### [TASK BRIEF]
Whenever a line in the material below contains "collect", copy that line.
___ DATASET EXCERPTS ___
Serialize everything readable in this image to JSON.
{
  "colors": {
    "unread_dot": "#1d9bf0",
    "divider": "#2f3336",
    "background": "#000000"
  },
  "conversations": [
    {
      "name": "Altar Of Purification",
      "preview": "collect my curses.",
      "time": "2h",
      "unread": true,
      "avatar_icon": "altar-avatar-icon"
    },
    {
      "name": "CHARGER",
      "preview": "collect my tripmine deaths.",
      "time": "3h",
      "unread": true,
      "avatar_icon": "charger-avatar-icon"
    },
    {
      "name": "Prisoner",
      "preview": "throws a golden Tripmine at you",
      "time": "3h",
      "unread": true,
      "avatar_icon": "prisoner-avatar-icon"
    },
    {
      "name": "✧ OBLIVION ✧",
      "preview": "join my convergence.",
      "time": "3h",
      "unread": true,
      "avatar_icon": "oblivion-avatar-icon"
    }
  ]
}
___
### [EXERCISE ANSWER]
      "preview": "collect my curses.",
      "preview": "collect my tripmine deaths.",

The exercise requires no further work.